§ **Records for this exercise**

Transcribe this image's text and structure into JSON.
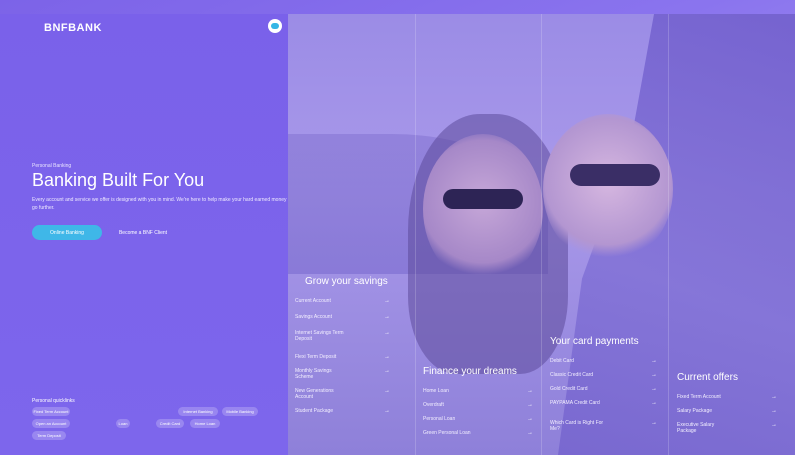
{
  "brand": {
    "name": "BNFBANK"
  },
  "hero": {
    "subtitle": "Personal Banking",
    "title": "Banking Built For You",
    "description": "Every account and service we offer is designed with you in mind. We're here to help make your hard earned money go further.",
    "primary_button": "Online Banking",
    "secondary_button": "Become a BNF Client"
  },
  "quicklinks": {
    "title": "Personal quicklinks",
    "items": [
      "Fixed Term Account",
      "Internet Banking",
      "Mobile Banking",
      "Open an Account",
      "Loan",
      "Credit Card",
      "Home Loan",
      "Term Deposit"
    ]
  },
  "savings": {
    "title": "Grow your savings",
    "items": [
      "Current Account",
      "Savings Account",
      "Internet Savings Term Deposit",
      "Flexi Term Deposit",
      "Monthly Savings Scheme",
      "New Generations Account",
      "Student Package"
    ]
  },
  "dreams": {
    "title": "Finance your dreams",
    "items": [
      "Home Loan",
      "Overdraft",
      "Personal Loan",
      "Green Personal Loan"
    ]
  },
  "cards": {
    "title": "Your card payments",
    "items": [
      "Debit Card",
      "Classic Credit Card",
      "Gold Credit Card",
      "PAYPAMA Credit Card",
      "Which Card is Right For Me?"
    ]
  },
  "offers": {
    "title": "Current offers",
    "items": [
      "Fixed Term Account",
      "Salary Package",
      "Executive Salary Package"
    ]
  },
  "icons": {
    "chat": "chat-icon",
    "arrow": "arrow-right-icon"
  },
  "colors": {
    "panel": "#7a61ea",
    "accent_button": "#3fb7e8"
  }
}
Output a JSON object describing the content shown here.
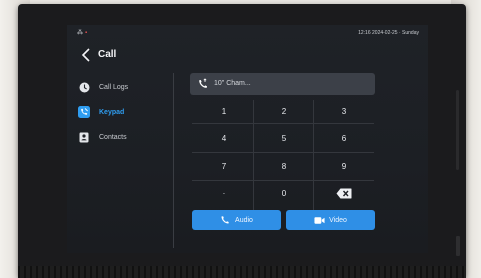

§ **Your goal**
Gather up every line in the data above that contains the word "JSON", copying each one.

§ **Exercise output**
Transcribe this image's text and structure into JSON.
Output a JSON object describing the content shown here.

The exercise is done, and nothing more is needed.